Ever since the nationwide lockdown has been announced, all of us are trying to achieve normalcy in our lives. Trying to follow a work from a home pattern, maintaining work-life balance, taking care of chores- all these grounding tasks have helped us feel normal. One element of our modern civilised life that brings us rather close to normalcy is the delivery service of essential goods. Now with the relaxations in the modified lockdowns, delivery of non-essentials in all zones except containment is also permitted. The delivery servicemen are essential workers helping us in the current situation where the reality is far from normal. With over 1.8 lakh cases in India, these men are essentially putting their lives in danger to help us survive the pandemic.
Delivery service platforms have expanded their operations to deliver everything from vegetables to cosmetic products, but even though they rely heavily on their workers, it is evident that they do not have a safety plan in place to help these essential workers during a worldwide health crisis. The ground reality for these delivery executives is the daily fight against the extreme working hours. These men are logging in 16-hour shifts to fulfil order targets, but still, they aren't earning enough to survive.
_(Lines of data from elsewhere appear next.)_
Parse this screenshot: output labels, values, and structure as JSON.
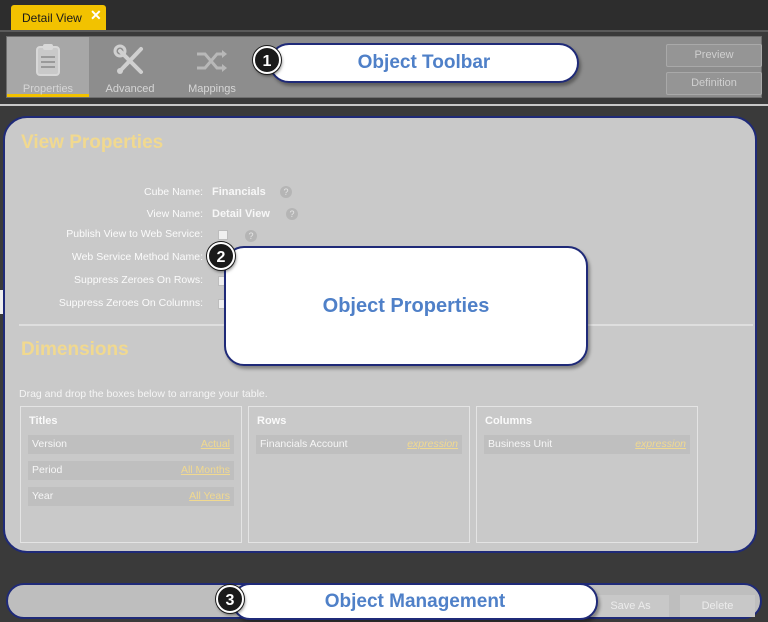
{
  "tab": {
    "label": "Detail View",
    "close_symbol": "✕",
    "accent": "#f2c200"
  },
  "toolbar": {
    "buttons": [
      {
        "label": "Properties",
        "icon": "properties-icon"
      },
      {
        "label": "Advanced",
        "icon": "wrench-screwdriver-icon"
      },
      {
        "label": "Mappings",
        "icon": "shuffle-icon"
      }
    ],
    "preview_label": "Preview",
    "definition_label": "Definition"
  },
  "view_properties": {
    "title": "View Properties",
    "fields": [
      {
        "label": "Cube Name:",
        "value": "Financials"
      },
      {
        "label": "View Name:",
        "value": "Detail View"
      },
      {
        "label": "Publish View to Web Service:"
      },
      {
        "label": "Web Service Method Name:"
      },
      {
        "label": "Suppress Zeroes On Rows:"
      },
      {
        "label": "Suppress Zeroes On Columns:"
      }
    ],
    "help_symbol": "?"
  },
  "dimensions": {
    "title": "Dimensions",
    "hint": "Drag and drop the boxes below to arrange your table.",
    "titles": {
      "header": "Titles",
      "items": [
        {
          "name": "Version",
          "value": "Actual"
        },
        {
          "name": "Period",
          "value": "All Months"
        },
        {
          "name": "Year",
          "value": "All Years"
        }
      ]
    },
    "rows": {
      "header": "Rows",
      "items": [
        {
          "name": "Financials Account",
          "value": "expression"
        }
      ]
    },
    "columns": {
      "header": "Columns",
      "items": [
        {
          "name": "Business Unit",
          "value": "expression"
        }
      ]
    }
  },
  "management": {
    "save_as_label": "Save As",
    "delete_label": "Delete"
  },
  "callouts": [
    {
      "number": "1",
      "text": "Object Toolbar"
    },
    {
      "number": "2",
      "text": "Object Properties"
    },
    {
      "number": "3",
      "text": "Object Management"
    }
  ],
  "colors": {
    "callout_border": "#1f2a78",
    "callout_text": "#4f80c8",
    "section_title": "#f1d98f"
  }
}
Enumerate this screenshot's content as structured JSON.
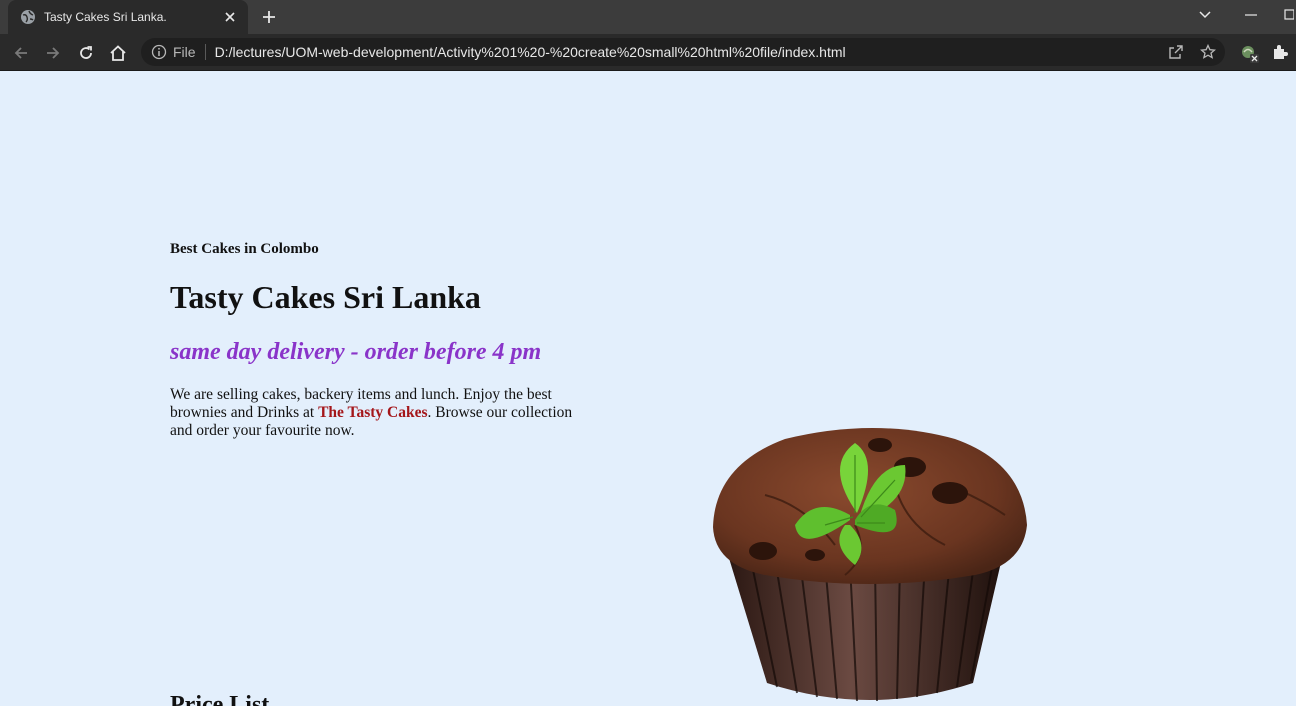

"I can't fulfil my daily target deliveries because orders are less, I start working from 8 in the morning till 10-11 at night just to complete my target so that I don't lose my job, but even then I am barely earning enough," says Aman (name changed), 32, working with Zomato.
The food delivery giant, like many other delivery services, has cut back on the usual number of target orders. But still, the order numbers are not that high like they used to be in the pre-pandemic market. Since the delivery agents get paid a percentage amount depending on the orders fulfilled, this affects them directly, so they tend to put in extra hours of work under the current risky situation.
Like Aman, there are thousands of delivery agents logging in extreme shifts with minimum pay in an unsafe environment. Besides the threat of catching the virus, these service providers have to face poorly implemented laws and often get beaten up by cops and traffic police personnel. Reports of physical assaults on delivery executives by police in Bengaluru and Delhi had surfaced during the first phase of lockdown, but no safety measures have been taken.
There are no labour laws in place for delivery service executives since they are not official employees of such companies. They are considered autonomous contractors or partners.
After obtaining bar codes/passes to be able to deliver in different zones, the delivery executives reach your gate with a sanitised sheet at the back of the parcel, maintaining a meter of the distance they safely deliver your orders. But most customers expect the executives to deliver till their doors and claim that since they have paid for the order, they expect a door delivery. Social distancing? Zero-contact delivery, anyone?
"Customers yell at us and ask to deliver the items till the door, even though the guidelines clearly state contact-less delivery. We are forced to walk up to every door without any protective gear. No masks or sanitisers are provided," adds Aman before mentioning that the pays are not enough and since they are expected to buy protective gear themselves, they keep themselves protected the best that they can with masks, gloves, handkerchiefs and sanitisers as their protective gear.
After the case of a Dominos delivery executive testing positive for COVID-19 in Delhi and infecting 96 other people, all companies are regularly testing their workers.
"If there is any new guideline or hygiene instruction, we are all sent a message by the company. Hygiene reminders also come via notifications," Aman explains.
Organisations preserve their reputation by informing staff through texts to keep hygiene. They also provide training that comes as a notification in the app to explain to the workers. Delivery service and e-commerce sites also inform consumers that staff follow WHO protocols, wash their hands before each delivery, and add images of 'hygienic restaurants' to their mobile apps. Focusing more on feedback than actually helping their workers highlights the lack of commitment and lack of understanding these companies have for their employees.
Even though the delivery services have expanded from groceries to non-essentials, the number of orders are still very low. This pushes the delivery executives to take farther orders which means more expense on fuel and longer travel even for late-night orders.
"I usually work in 2 km to 5 km radius, maximum up to 8 kilometres. But these days for every order I travel up to 10-12 kilometres. The fuel is expensive, and there are timings when we get petrol at stations."
Due to the lockdown, all businesses have suffered huge losses which have forced them to lay off employees. After Zomato reduced its workforce by 15 per cent along with 50 per cent pay cuts, Swiggy will lay off 1,100 employees in the coming few days. Jobs are difficult in this economy; thousands of workers have been laid off their service across all sectors. Some of them being the sole breadwinner of their families. In fear of losing jobs, those of who have their jobs have been working tirelessly with no defined working hours.
Despite the gruelling realities, Aman like thousands of other delivery executives keeps waiting for the next order because having a stressful job is still better than being unemployed.
"These days, we are essential workers; we struggle but deliver your orders. The only request I have is for customers to at least come till the gate to collect their parcels. I use my own sanitiser, maintain distance, the parcels also come with a sanitised sheet for customer safety. Just yesterday, a customer filed a complaint against me because I told him to come to the gate and collect the parcel. The company only listens to customers; they should at least follow the guidelines," he signs off after delivering us a bagful of plights.